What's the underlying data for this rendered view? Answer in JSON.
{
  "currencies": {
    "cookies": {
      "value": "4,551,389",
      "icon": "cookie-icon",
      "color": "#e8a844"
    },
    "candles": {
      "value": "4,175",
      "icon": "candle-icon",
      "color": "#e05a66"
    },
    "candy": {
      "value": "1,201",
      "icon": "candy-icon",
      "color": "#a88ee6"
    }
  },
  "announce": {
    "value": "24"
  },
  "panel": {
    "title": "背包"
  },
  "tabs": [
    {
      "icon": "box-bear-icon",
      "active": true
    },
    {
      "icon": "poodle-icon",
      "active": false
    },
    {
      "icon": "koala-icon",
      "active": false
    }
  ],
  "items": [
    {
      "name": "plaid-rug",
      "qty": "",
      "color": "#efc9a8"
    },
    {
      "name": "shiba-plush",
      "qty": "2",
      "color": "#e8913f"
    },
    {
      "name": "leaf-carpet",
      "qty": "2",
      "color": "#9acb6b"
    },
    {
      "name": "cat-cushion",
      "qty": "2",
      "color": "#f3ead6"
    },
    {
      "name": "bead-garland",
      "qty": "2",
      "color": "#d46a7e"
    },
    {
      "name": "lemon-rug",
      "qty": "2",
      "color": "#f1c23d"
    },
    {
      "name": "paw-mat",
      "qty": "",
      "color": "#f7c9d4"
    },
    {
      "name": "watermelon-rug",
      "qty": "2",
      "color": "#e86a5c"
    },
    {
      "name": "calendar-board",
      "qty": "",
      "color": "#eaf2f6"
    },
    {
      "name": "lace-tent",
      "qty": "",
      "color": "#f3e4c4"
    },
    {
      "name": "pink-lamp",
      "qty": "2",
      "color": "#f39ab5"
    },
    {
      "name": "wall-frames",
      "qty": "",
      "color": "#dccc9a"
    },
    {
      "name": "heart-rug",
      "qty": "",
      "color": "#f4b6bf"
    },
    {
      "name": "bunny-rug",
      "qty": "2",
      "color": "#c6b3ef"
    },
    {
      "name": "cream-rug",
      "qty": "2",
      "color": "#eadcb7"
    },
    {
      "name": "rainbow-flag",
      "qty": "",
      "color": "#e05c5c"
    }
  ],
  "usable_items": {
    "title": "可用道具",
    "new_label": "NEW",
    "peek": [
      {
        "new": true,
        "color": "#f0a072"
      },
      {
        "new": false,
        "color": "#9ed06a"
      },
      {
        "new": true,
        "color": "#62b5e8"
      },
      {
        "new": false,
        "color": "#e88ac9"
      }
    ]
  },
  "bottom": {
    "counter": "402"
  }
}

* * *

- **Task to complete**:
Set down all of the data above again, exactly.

- **Result of the exercise**:
What's the underlying data for this rendered view? Answer in JSON.
{
  "currencies": {
    "cookies": {
      "value": "4,551,389",
      "icon": "cookie-icon",
      "color": "#e8a844"
    },
    "candles": {
      "value": "4,175",
      "icon": "candle-icon",
      "color": "#e05a66"
    },
    "candy": {
      "value": "1,201",
      "icon": "candy-icon",
      "color": "#a88ee6"
    }
  },
  "announce": {
    "value": "24"
  },
  "panel": {
    "title": "背包"
  },
  "tabs": [
    {
      "icon": "box-bear-icon",
      "active": true
    },
    {
      "icon": "poodle-icon",
      "active": false
    },
    {
      "icon": "koala-icon",
      "active": false
    }
  ],
  "items": [
    {
      "name": "plaid-rug",
      "qty": "",
      "color": "#efc9a8"
    },
    {
      "name": "shiba-plush",
      "qty": "2",
      "color": "#e8913f"
    },
    {
      "name": "leaf-carpet",
      "qty": "2",
      "color": "#9acb6b"
    },
    {
      "name": "cat-cushion",
      "qty": "2",
      "color": "#f3ead6"
    },
    {
      "name": "bead-garland",
      "qty": "2",
      "color": "#d46a7e"
    },
    {
      "name": "lemon-rug",
      "qty": "2",
      "color": "#f1c23d"
    },
    {
      "name": "paw-mat",
      "qty": "",
      "color": "#f7c9d4"
    },
    {
      "name": "watermelon-rug",
      "qty": "2",
      "color": "#e86a5c"
    },
    {
      "name": "calendar-board",
      "qty": "",
      "color": "#eaf2f6"
    },
    {
      "name": "lace-tent",
      "qty": "",
      "color": "#f3e4c4"
    },
    {
      "name": "pink-lamp",
      "qty": "2",
      "color": "#f39ab5"
    },
    {
      "name": "wall-frames",
      "qty": "",
      "color": "#dccc9a"
    },
    {
      "name": "heart-rug",
      "qty": "",
      "color": "#f4b6bf"
    },
    {
      "name": "bunny-rug",
      "qty": "2",
      "color": "#c6b3ef"
    },
    {
      "name": "cream-rug",
      "qty": "2",
      "color": "#eadcb7"
    },
    {
      "name": "rainbow-flag",
      "qty": "",
      "color": "#e05c5c"
    }
  ],
  "usable_items": {
    "title": "可用道具",
    "new_label": "NEW",
    "peek": [
      {
        "new": true,
        "color": "#f0a072"
      },
      {
        "new": false,
        "color": "#9ed06a"
      },
      {
        "new": true,
        "color": "#62b5e8"
      },
      {
        "new": false,
        "color": "#e88ac9"
      }
    ]
  },
  "bottom": {
    "counter": "402"
  }
}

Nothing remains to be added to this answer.